START DATA LISTING

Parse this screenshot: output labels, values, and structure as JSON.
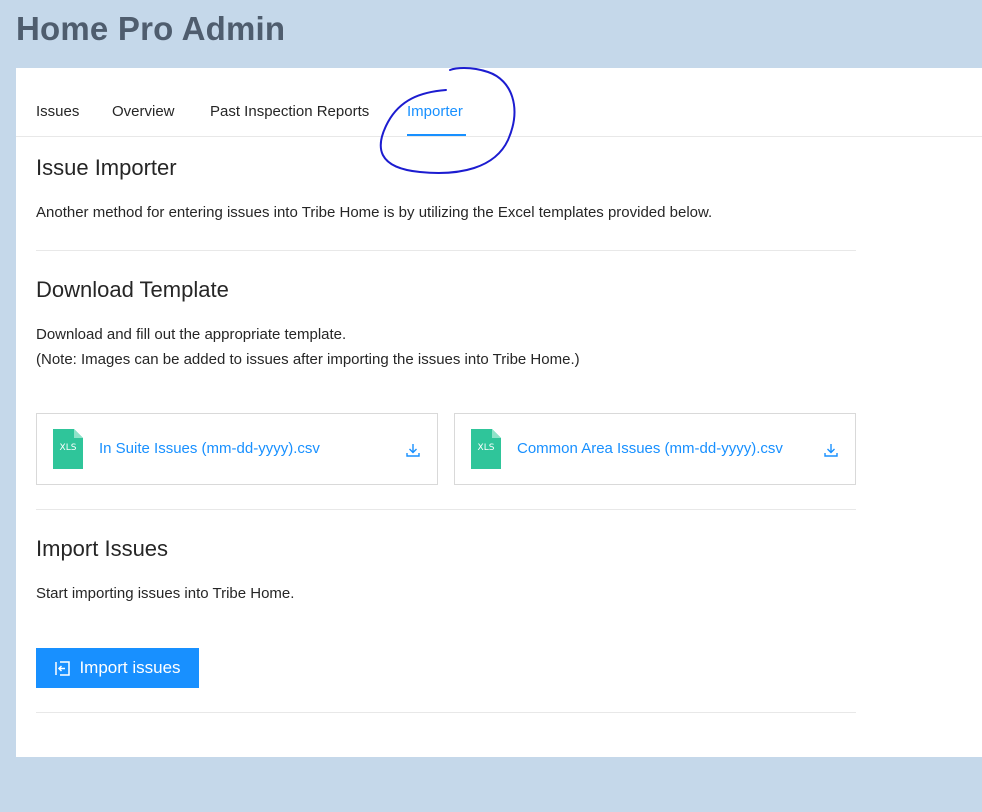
{
  "app": {
    "title": "Home Pro Admin"
  },
  "tabs": [
    {
      "label": "Issues",
      "active": false
    },
    {
      "label": "Overview",
      "active": false
    },
    {
      "label": "Past Inspection Reports",
      "active": false
    },
    {
      "label": "Importer",
      "active": true
    }
  ],
  "importer": {
    "heading": "Issue Importer",
    "description": "Another method for entering issues into Tribe Home is by utilizing the Excel templates provided below."
  },
  "download": {
    "heading": "Download Template",
    "line1": "Download and fill out the appropriate template.",
    "line2": "(Note: Images can be added to issues after importing the issues into Tribe Home.)",
    "files": [
      {
        "icon": "xls-file-icon",
        "icon_text": "XLS",
        "name": "In Suite Issues (mm-dd-yyyy).csv"
      },
      {
        "icon": "xls-file-icon",
        "icon_text": "XLS",
        "name": "Common Area Issues (mm-dd-yyyy).csv"
      }
    ]
  },
  "import": {
    "heading": "Import Issues",
    "description": "Start importing issues into Tribe Home.",
    "button_label": "Import issues",
    "button_icon": "import-icon"
  },
  "colors": {
    "background": "#c5d8ea",
    "accent": "#1890ff",
    "xls_icon": "#2fc59a",
    "title": "#4f5d6e",
    "annotation": "#1c1cd0"
  }
}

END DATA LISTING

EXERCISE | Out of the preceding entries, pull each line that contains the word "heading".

ANSWER BOX |
    "heading": "Issue Importer",
    "heading": "Download Template",
    "heading": "Import Issues",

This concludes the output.